EXERCISE DETAILS: Compute how many lines in the records below contain the string "this" and give that number without other output.

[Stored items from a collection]
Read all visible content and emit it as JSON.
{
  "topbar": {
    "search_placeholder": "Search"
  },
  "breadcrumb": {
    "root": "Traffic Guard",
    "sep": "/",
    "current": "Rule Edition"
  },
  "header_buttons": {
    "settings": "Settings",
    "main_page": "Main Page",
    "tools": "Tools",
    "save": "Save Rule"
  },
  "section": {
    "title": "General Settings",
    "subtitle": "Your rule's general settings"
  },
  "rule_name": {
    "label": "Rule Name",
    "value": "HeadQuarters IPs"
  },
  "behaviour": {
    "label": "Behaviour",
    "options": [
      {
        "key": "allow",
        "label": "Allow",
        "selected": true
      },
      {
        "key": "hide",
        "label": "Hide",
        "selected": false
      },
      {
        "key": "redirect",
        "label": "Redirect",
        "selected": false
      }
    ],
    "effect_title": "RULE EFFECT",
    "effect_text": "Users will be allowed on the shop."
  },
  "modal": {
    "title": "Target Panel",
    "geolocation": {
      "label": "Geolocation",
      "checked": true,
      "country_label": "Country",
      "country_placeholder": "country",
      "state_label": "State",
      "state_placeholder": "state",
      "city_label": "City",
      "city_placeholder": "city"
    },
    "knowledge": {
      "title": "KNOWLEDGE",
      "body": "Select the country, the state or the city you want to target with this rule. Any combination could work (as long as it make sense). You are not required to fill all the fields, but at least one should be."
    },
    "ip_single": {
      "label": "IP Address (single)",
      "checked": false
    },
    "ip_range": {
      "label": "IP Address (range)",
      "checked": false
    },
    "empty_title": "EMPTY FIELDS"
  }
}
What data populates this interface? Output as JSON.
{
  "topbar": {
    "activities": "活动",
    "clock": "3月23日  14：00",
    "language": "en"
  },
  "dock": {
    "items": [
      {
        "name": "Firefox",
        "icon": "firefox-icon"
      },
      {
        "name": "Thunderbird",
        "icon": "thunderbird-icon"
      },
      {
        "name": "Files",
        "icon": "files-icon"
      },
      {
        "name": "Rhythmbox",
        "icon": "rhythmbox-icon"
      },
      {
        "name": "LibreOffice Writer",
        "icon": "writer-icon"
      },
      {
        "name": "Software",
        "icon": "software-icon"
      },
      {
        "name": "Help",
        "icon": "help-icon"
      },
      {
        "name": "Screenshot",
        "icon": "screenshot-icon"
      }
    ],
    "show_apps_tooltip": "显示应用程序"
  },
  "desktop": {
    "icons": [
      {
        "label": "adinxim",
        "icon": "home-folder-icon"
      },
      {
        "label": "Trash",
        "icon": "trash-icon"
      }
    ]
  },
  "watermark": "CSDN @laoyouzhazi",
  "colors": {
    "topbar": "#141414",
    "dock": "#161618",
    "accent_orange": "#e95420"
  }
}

OUTPUT OF THE TASK: 2